*** Opening of Dataset records ***

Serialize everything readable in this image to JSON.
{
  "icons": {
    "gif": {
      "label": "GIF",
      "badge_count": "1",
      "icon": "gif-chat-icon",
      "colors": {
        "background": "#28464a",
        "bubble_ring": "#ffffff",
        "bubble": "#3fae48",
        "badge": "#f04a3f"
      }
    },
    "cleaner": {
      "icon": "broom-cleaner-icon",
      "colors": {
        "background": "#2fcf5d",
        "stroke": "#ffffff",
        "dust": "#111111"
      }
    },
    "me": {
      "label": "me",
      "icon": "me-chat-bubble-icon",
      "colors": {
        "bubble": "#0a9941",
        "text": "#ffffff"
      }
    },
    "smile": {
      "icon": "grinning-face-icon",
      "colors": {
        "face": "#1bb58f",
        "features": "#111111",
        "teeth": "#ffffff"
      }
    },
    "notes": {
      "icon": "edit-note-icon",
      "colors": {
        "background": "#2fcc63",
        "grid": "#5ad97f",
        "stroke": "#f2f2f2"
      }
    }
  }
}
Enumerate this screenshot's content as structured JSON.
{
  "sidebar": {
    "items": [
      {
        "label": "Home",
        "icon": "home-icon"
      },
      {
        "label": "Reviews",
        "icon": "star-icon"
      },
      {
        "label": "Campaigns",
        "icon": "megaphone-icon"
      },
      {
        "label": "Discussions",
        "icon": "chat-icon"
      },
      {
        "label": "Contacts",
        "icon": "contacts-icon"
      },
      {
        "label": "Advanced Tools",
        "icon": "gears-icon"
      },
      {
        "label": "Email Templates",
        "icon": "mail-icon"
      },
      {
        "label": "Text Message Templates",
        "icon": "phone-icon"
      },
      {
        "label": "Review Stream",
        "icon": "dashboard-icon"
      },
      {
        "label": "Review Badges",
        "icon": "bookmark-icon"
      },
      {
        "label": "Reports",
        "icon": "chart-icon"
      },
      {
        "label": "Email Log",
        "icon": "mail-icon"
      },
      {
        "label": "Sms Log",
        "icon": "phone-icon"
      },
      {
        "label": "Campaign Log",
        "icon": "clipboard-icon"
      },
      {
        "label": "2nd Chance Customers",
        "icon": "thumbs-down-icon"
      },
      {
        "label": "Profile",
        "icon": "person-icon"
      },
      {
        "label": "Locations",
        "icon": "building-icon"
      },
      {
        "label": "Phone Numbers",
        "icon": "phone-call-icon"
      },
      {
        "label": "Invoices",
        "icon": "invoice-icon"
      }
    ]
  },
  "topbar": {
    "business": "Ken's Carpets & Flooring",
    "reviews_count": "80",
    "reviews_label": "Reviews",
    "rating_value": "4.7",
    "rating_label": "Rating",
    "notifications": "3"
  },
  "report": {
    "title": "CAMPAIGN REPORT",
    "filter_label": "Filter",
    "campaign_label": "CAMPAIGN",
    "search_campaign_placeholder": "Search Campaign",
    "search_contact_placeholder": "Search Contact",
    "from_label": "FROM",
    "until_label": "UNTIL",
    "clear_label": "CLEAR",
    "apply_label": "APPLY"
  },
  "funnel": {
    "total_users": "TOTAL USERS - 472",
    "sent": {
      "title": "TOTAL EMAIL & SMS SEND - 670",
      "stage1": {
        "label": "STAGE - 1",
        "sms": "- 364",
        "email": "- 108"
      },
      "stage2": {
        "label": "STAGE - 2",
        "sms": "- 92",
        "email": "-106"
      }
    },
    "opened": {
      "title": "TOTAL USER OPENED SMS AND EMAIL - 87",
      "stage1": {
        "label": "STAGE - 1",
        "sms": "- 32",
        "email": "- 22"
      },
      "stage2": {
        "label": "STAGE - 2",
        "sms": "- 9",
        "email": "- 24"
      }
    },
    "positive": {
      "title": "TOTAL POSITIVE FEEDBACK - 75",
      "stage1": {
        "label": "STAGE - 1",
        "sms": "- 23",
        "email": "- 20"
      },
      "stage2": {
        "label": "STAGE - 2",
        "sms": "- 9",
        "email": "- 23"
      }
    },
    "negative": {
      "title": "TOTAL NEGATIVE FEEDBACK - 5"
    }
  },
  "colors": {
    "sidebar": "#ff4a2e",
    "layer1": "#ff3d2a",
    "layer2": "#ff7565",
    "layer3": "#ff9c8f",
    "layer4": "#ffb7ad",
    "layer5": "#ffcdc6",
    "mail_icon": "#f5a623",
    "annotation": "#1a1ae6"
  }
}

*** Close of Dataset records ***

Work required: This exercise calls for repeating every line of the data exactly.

Answer below:
Serialize everything readable in this image to JSON.
{
  "icons": {
    "gif": {
      "label": "GIF",
      "badge_count": "1",
      "icon": "gif-chat-icon",
      "colors": {
        "background": "#28464a",
        "bubble_ring": "#ffffff",
        "bubble": "#3fae48",
        "badge": "#f04a3f"
      }
    },
    "cleaner": {
      "icon": "broom-cleaner-icon",
      "colors": {
        "background": "#2fcf5d",
        "stroke": "#ffffff",
        "dust": "#111111"
      }
    },
    "me": {
      "label": "me",
      "icon": "me-chat-bubble-icon",
      "colors": {
        "bubble": "#0a9941",
        "text": "#ffffff"
      }
    },
    "smile": {
      "icon": "grinning-face-icon",
      "colors": {
        "face": "#1bb58f",
        "features": "#111111",
        "teeth": "#ffffff"
      }
    },
    "notes": {
      "icon": "edit-note-icon",
      "colors": {
        "background": "#2fcc63",
        "grid": "#5ad97f",
        "stroke": "#f2f2f2"
      }
    }
  }
}
Enumerate this screenshot's content as structured JSON.
{
  "sidebar": {
    "items": [
      {
        "label": "Home",
        "icon": "home-icon"
      },
      {
        "label": "Reviews",
        "icon": "star-icon"
      },
      {
        "label": "Campaigns",
        "icon": "megaphone-icon"
      },
      {
        "label": "Discussions",
        "icon": "chat-icon"
      },
      {
        "label": "Contacts",
        "icon": "contacts-icon"
      },
      {
        "label": "Advanced Tools",
        "icon": "gears-icon"
      },
      {
        "label": "Email Templates",
        "icon": "mail-icon"
      },
      {
        "label": "Text Message Templates",
        "icon": "phone-icon"
      },
      {
        "label": "Review Stream",
        "icon": "dashboard-icon"
      },
      {
        "label": "Review Badges",
        "icon": "bookmark-icon"
      },
      {
        "label": "Reports",
        "icon": "chart-icon"
      },
      {
        "label": "Email Log",
        "icon": "mail-icon"
      },
      {
        "label": "Sms Log",
        "icon": "phone-icon"
      },
      {
        "label": "Campaign Log",
        "icon": "clipboard-icon"
      },
      {
        "label": "2nd Chance Customers",
        "icon": "thumbs-down-icon"
      },
      {
        "label": "Profile",
        "icon": "person-icon"
      },
      {
        "label": "Locations",
        "icon": "building-icon"
      },
      {
        "label": "Phone Numbers",
        "icon": "phone-call-icon"
      },
      {
        "label": "Invoices",
        "icon": "invoice-icon"
      }
    ]
  },
  "topbar": {
    "business": "Ken's Carpets & Flooring",
    "reviews_count": "80",
    "reviews_label": "Reviews",
    "rating_value": "4.7",
    "rating_label": "Rating",
    "notifications": "3"
  },
  "report": {
    "title": "CAMPAIGN REPORT",
    "filter_label": "Filter",
    "campaign_label": "CAMPAIGN",
    "search_campaign_placeholder": "Search Campaign",
    "search_contact_placeholder": "Search Contact",
    "from_label": "FROM",
    "until_label": "UNTIL",
    "clear_label": "CLEAR",
    "apply_label": "APPLY"
  },
  "funnel": {
    "total_users": "TOTAL USERS - 472",
    "sent": {
      "title": "TOTAL EMAIL & SMS SEND - 670",
      "stage1": {
        "label": "STAGE - 1",
        "sms": "- 364",
        "email": "- 108"
      },
      "stage2": {
        "label": "STAGE - 2",
        "sms": "- 92",
        "email": "-106"
      }
    },
    "opened": {
      "title": "TOTAL USER OPENED SMS AND EMAIL - 87",
      "stage1": {
        "label": "STAGE - 1",
        "sms": "- 32",
        "email": "- 22"
      },
      "stage2": {
        "label": "STAGE - 2",
        "sms": "- 9",
        "email": "- 24"
      }
    },
    "positive": {
      "title": "TOTAL POSITIVE FEEDBACK - 75",
      "stage1": {
        "label": "STAGE - 1",
        "sms": "- 23",
        "email": "- 20"
      },
      "stage2": {
        "label": "STAGE - 2",
        "sms": "- 9",
        "email": "- 23"
      }
    },
    "negative": {
      "title": "TOTAL NEGATIVE FEEDBACK - 5"
    }
  },
  "colors": {
    "sidebar": "#ff4a2e",
    "layer1": "#ff3d2a",
    "layer2": "#ff7565",
    "layer3": "#ff9c8f",
    "layer4": "#ffb7ad",
    "layer5": "#ffcdc6",
    "mail_icon": "#f5a623",
    "annotation": "#1a1ae6"
  }
}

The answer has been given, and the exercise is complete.